(So why do **I** bitch about postmodernism? Because of stuff I read and conversations with friends on their way to and from grad school).

Posted by: zizka at December 23, 2003 08:15 PM
4

I wonder what the numbers and comparisons given actually mean. Consider this
"upwards of half of all undergraduate teaching is now done not by fulltime faculty"
Now how is undergraduate teaching measured? By amount of hours spent in classrooms or in the actual number of classes taught or some other metric? A simple example of why this can be misleading.

Say there is a class with 50 students. In addition to the lectures headed by a professor, there is 1 weekly tutorial which are headed by grad. students. So say there are 25 students per tutorial. Now this class will have 1 professor and 2 grad students. It will be strictly correct to claim the following :
Lectures : 1
Tutorials : 2
Total : 3
we can get
% classes taught by faculty : 33.33%
% classes taught by grad. students : 66.66%

Now anyone who has been in college will know that this scenario I have just mentioned is rather common. But the way these stats are considered can be very misleading. There are different ways of manipulating these calculations to have different results.

Following this line of thought, we can then ask more legitimate questions about "more than 40% of the professoriate works part-time".

I am not claiming that these numbers are right or wrong.
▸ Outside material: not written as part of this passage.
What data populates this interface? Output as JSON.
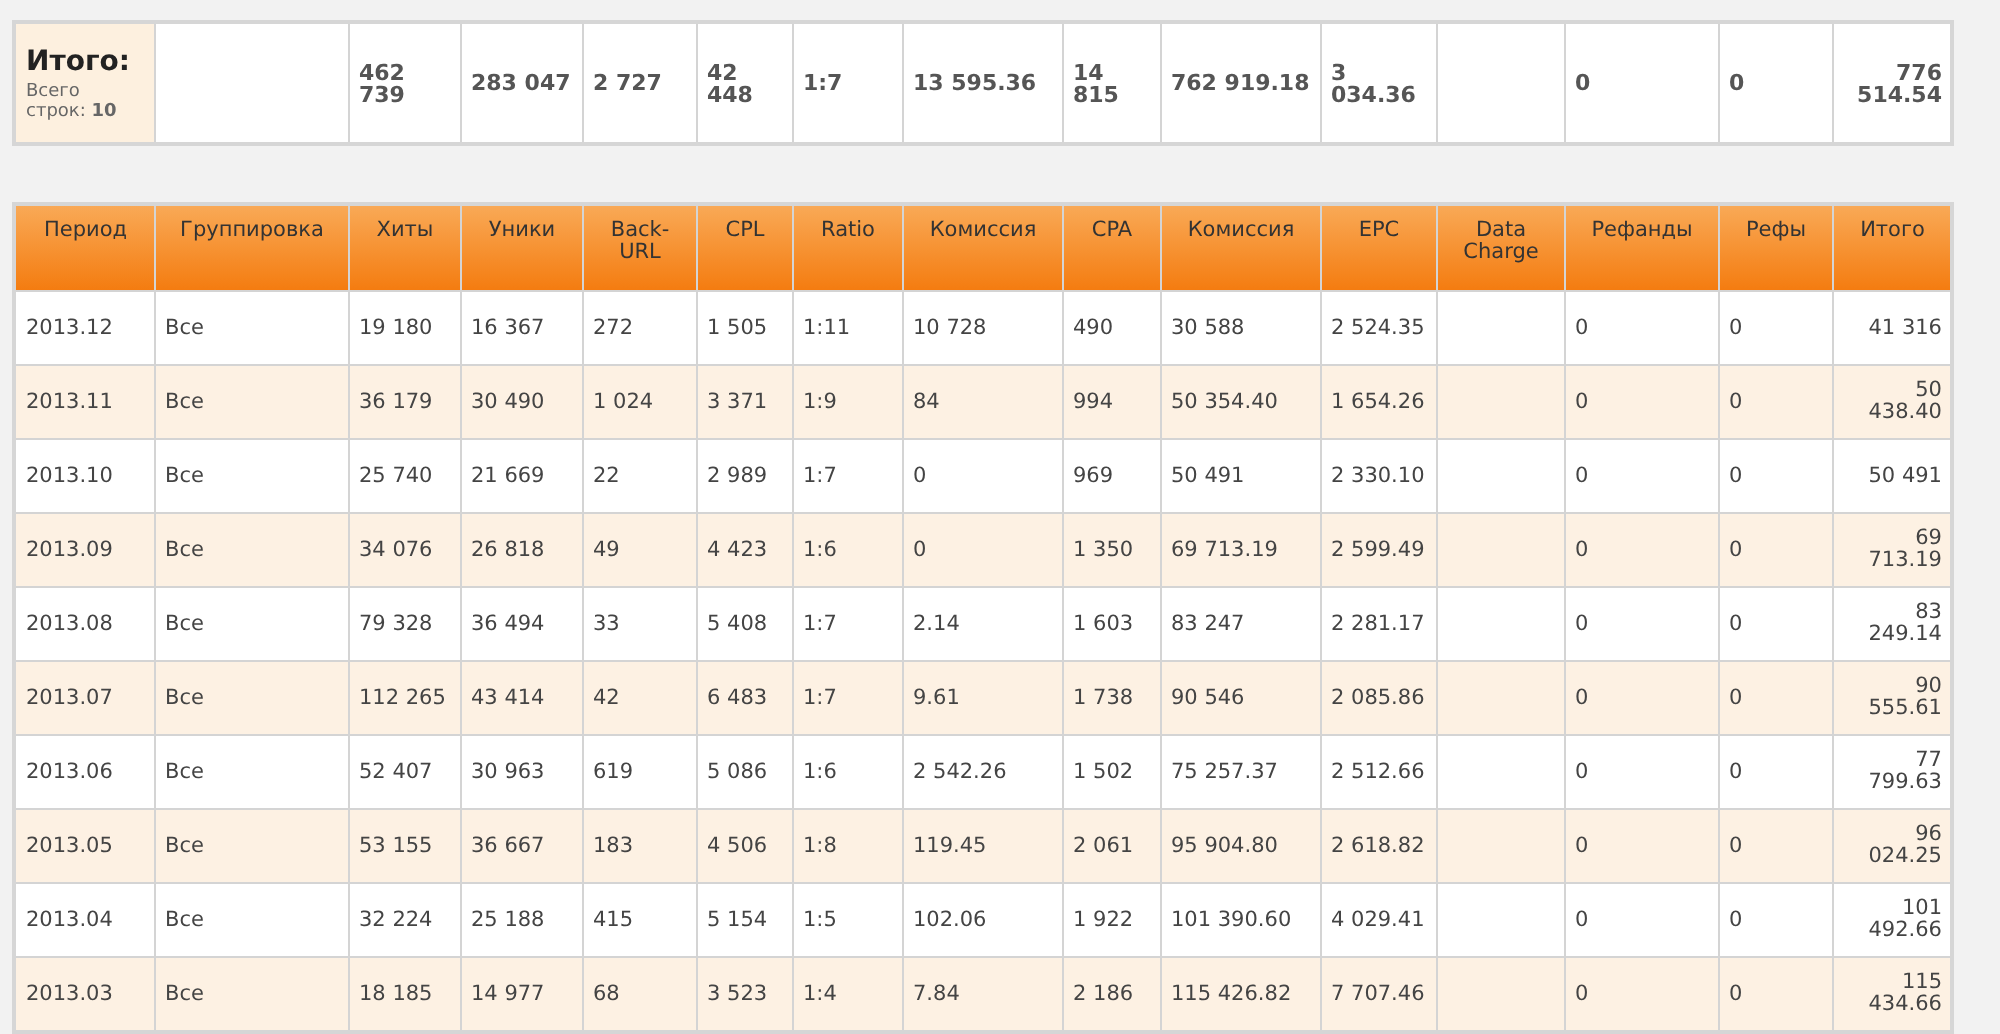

The point is that we need to have multiple sources of information before we pass judgement.

Posted by: Passing_through at December 24, 2003 11:02 AM
5

The other "commercialization" issue is the pressure on researchers in areas of the social sciences to get funding even if they don't need it to do their research (or very little money) in order to fund grad students as RAs and the university through overhead. This diverts them away from doing things that are less fundable which are often of better quality in my opinion. A lot of stuff that is funded (more so outside the US) looks totally not what a university ought to be doing. Also when you are thinking how you can please funders rather than what is the best science, your overall creativity suffers.

Posted by: David at December 25, 2003 04:12 PM